Our man Carl visited King Bee and found Les doing brisk trade as ever. King Bee wasn’t a participating store although to be fair, every saturday is Record Store Day in that part of the world!
In terms of raising awareness about the ongoing resilience of independent music retailers the day was definitely a success with lots of press features (some Manchester related ones are reproduced here..and here), and much discussion and debate about Record Shops. For one day it restored something that the internet has taken away from music retailers, exclusivity and scarcity of the product they are selling. For a brief moment record shops had ‘stuff ‘that nobody could download for free, or buy cheaper on Amazon. Of course the bubble was burst within hours as certain mercenary folk put their Blur or Beatles singles on Ebay, hardly in the spirit of the event but somewhat inevitable.
Still, the fact that such an event occurs at all says a lot about the determination of people who love record shops to keep them alive. While it is great to have record shop exclusives available for one day it does beg the question why record labels can’t do this every saturday? Surely more releases could be made available to record shops ahead of their online or download release date, and more could be done to provide interesting and exclusive items for record shops to sell.
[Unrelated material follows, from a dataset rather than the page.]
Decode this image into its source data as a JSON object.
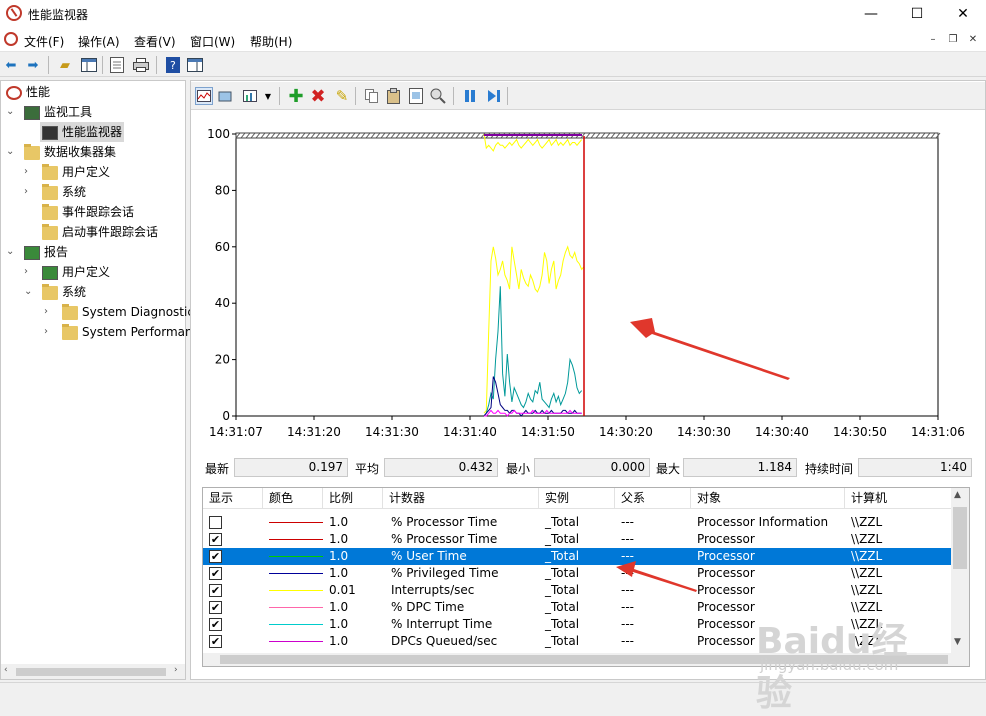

The shops have shown that they’re capable of moving with the times and adapting to the seismic shifting of the music industry goalposts, its time record labels did their bit to help too, and not just once a year.